Interface dataset entries
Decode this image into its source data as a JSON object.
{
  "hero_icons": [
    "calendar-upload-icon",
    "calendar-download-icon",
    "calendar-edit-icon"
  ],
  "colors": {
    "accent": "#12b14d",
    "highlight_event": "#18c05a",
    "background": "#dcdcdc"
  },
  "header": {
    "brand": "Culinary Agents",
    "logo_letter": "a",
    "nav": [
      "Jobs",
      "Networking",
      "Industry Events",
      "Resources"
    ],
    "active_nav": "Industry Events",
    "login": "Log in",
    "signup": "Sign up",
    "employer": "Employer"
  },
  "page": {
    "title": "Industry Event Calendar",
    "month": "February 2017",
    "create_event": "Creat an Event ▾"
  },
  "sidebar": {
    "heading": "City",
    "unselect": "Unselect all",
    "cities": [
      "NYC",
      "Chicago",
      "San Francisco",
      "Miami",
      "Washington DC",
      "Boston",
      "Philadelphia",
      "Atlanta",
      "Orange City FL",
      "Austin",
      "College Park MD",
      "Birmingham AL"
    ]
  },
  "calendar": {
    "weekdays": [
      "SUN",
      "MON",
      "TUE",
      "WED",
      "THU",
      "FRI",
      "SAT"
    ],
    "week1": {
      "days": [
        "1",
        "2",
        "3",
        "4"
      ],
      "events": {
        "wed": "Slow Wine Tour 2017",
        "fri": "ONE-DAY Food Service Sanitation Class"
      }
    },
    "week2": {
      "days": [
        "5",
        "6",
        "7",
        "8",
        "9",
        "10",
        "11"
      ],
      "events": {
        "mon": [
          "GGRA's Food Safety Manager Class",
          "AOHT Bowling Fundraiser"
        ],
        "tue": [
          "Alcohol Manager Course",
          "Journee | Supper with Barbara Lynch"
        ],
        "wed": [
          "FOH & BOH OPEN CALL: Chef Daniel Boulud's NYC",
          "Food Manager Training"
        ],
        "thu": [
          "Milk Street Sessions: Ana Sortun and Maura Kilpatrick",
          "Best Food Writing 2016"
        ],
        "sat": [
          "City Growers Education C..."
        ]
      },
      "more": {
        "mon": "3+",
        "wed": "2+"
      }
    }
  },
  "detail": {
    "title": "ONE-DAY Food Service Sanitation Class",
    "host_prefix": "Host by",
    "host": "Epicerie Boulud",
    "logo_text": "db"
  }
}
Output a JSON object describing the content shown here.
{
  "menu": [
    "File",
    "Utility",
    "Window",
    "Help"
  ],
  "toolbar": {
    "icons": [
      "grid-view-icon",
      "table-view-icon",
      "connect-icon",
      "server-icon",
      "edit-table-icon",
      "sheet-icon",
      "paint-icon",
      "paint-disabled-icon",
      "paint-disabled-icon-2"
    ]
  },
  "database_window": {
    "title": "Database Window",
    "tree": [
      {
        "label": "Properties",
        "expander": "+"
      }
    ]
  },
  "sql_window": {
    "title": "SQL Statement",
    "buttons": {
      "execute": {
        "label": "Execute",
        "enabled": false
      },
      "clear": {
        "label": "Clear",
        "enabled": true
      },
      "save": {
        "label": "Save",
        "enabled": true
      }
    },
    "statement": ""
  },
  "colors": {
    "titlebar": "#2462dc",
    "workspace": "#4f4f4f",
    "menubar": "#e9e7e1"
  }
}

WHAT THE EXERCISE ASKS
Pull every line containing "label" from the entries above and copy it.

OUTPUT FOR THIS TASK
        "label": "Properties",
        "label": "Execute",
        "label": "Clear",
        "label": "Save",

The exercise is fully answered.